ASIC provides the following examples of the types of conduct that may be misleading or deceptive: 

  • stating or conveying the impression that the crypto-assets (such as coins or tokens) or ICO offered are not a financial product if that is not the case;

  • stating or conveying the impression that a crypto-asset trading platform does not quote or trade financial products if that is not the case;

  • using social media to generate the appearance of a greater level of public interest in a crypto-asset or ICO;

  • undertaking or arranging for a group to engage in trading strategies to generate the appearance of a greater level of buying and selling activity for an ICO or crypto-asset;

  • failing to disclose adequate information about the ICO or crypto-asset; and

  • suggesting that the ICO or crypto-asset is a regulated product or the regulator has approved the ICO or crypto-asset if that is not the case.

Categorisations of crypto-assets by foreign regulators in the Australian context 

ASIC makes it clear that Australian laws, including those which prohibit misleading and deceptive conduct, may continue to apply even where offshore or decentralised structures are used to issue, trade or sell crypto-assets in Australia. 

There is also an acknowledgement that the definition of financial product is often broader in Australia that in other jurisdictions. For this reason, the particular rights and features of individual crypto-assets and individual ICOs need to be considered independently with the Australian context. 


Mizu Ardra

Special Counsel

MA Chenjie SMALL
Chenjie Ma

Senior Associate


Banking and Financial Services Government Technology, Media and Telecommunications

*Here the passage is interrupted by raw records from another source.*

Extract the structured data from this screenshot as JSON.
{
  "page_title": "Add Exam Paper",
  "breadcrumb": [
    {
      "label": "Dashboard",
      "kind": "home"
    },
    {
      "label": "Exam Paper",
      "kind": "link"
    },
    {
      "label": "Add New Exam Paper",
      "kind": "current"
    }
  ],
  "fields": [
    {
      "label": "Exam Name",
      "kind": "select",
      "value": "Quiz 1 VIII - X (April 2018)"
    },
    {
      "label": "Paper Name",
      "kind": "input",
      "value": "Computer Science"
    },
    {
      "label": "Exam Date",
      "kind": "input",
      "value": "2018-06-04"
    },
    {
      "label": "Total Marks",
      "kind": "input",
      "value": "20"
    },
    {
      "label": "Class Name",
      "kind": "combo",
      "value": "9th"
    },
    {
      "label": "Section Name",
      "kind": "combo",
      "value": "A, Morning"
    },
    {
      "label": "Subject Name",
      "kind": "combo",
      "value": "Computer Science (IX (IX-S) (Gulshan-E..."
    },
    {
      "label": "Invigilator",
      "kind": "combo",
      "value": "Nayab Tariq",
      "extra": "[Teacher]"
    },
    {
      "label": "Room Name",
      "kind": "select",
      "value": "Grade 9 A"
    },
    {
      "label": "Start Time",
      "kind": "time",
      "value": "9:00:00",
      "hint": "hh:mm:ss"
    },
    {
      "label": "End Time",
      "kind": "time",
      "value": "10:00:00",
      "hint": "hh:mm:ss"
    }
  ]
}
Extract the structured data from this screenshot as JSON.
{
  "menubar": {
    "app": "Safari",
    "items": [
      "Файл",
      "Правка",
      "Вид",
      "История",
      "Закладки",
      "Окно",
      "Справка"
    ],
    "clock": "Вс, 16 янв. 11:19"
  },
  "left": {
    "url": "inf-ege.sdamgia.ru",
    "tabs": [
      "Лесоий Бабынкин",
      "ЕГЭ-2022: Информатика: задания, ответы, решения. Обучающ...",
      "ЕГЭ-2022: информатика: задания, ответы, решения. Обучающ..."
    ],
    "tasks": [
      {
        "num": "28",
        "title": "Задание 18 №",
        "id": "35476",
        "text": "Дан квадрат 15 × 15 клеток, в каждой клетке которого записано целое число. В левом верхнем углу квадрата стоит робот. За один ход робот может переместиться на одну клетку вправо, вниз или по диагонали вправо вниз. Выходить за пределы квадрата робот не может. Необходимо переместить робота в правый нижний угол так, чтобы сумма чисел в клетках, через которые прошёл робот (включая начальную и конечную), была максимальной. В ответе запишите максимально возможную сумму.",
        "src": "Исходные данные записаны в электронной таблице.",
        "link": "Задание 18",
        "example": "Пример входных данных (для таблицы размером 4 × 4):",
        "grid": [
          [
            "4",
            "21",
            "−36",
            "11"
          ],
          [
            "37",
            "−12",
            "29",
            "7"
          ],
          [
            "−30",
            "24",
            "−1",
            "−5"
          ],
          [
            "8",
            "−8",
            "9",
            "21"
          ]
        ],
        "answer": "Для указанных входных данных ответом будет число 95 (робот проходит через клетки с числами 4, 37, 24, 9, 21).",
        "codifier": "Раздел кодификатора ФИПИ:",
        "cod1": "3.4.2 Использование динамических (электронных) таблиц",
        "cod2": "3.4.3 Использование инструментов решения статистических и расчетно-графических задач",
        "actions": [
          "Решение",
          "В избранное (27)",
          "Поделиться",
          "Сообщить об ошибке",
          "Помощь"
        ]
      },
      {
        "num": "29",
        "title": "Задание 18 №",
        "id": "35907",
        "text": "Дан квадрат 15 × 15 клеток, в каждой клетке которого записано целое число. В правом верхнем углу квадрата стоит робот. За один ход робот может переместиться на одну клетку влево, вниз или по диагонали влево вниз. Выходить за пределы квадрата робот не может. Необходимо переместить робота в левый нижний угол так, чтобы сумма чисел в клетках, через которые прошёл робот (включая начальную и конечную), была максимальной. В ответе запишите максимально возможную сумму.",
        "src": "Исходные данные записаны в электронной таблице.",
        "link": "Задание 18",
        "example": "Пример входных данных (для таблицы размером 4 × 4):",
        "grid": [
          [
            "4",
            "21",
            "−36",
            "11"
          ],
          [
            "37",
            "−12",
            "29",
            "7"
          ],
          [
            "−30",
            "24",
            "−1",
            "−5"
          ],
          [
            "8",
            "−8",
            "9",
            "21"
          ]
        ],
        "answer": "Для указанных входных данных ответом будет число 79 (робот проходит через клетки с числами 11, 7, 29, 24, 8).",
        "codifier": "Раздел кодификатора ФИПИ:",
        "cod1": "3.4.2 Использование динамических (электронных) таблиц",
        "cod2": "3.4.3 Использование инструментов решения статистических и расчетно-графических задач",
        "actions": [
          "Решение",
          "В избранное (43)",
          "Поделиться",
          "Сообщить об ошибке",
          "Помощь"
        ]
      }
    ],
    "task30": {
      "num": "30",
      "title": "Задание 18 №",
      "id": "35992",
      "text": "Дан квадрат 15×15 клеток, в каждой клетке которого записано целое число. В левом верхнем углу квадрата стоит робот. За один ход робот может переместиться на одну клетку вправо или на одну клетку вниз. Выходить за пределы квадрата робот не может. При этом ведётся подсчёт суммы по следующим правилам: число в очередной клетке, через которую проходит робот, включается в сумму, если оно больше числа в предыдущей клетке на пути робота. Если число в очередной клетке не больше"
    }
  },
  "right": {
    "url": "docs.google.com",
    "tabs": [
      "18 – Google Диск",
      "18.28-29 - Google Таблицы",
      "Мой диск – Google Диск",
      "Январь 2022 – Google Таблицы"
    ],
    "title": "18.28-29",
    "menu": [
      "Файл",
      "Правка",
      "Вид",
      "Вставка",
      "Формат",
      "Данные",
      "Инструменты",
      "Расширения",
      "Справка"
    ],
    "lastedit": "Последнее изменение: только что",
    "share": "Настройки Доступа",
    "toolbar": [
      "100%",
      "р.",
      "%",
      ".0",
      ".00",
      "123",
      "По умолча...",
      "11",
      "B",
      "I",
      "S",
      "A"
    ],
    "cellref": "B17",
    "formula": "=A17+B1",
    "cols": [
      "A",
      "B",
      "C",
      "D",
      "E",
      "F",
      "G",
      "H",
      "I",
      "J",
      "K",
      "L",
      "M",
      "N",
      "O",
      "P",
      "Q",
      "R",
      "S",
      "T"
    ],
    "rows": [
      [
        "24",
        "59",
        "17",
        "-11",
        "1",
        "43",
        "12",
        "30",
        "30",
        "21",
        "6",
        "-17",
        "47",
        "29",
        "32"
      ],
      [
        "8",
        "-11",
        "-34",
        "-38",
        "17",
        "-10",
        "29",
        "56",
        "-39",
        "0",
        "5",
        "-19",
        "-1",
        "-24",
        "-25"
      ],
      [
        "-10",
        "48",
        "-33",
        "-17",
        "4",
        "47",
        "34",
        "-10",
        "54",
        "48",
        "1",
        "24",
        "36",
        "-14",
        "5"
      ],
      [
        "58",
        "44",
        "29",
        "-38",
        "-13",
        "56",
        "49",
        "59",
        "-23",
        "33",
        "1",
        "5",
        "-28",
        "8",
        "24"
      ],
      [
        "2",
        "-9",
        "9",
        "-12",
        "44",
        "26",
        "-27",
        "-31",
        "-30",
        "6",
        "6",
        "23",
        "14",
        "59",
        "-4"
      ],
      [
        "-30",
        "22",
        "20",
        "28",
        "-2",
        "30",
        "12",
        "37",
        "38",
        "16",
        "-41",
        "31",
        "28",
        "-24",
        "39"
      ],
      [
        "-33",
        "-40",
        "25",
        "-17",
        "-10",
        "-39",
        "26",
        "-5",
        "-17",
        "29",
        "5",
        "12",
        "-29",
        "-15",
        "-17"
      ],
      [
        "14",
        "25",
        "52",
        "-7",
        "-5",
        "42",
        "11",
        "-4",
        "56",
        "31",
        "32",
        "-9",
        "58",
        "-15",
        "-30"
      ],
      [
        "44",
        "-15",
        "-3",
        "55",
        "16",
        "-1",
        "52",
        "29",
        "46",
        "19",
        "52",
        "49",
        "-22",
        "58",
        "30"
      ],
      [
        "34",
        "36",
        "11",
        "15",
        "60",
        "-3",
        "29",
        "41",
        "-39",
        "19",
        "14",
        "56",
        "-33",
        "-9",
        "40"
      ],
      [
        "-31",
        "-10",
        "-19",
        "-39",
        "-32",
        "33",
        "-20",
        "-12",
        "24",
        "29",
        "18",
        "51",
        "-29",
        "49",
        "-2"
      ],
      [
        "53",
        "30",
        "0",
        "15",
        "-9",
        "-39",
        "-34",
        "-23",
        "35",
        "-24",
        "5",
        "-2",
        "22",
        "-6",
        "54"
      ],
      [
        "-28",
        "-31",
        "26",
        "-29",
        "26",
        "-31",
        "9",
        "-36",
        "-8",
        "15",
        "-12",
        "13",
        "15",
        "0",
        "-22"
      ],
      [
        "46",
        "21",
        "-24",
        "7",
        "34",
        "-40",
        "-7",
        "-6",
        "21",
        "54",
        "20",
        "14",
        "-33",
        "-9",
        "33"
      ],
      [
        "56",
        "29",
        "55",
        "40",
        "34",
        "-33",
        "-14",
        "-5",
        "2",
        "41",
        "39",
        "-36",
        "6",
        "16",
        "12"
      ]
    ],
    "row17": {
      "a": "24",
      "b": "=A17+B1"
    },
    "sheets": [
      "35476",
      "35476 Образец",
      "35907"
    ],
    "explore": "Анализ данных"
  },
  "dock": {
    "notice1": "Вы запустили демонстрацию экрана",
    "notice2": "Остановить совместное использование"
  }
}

This publication is introductory in nature. Its content is current at the date of publication. It does not constitute legal advice and should not be relied upon as such. You should always obtain legal advice based on your specific circumstances before taking any action relating to matters covered by this publication. Some information may have been obtained from external sources, and we cannot guarantee the accuracy or currency of any such information.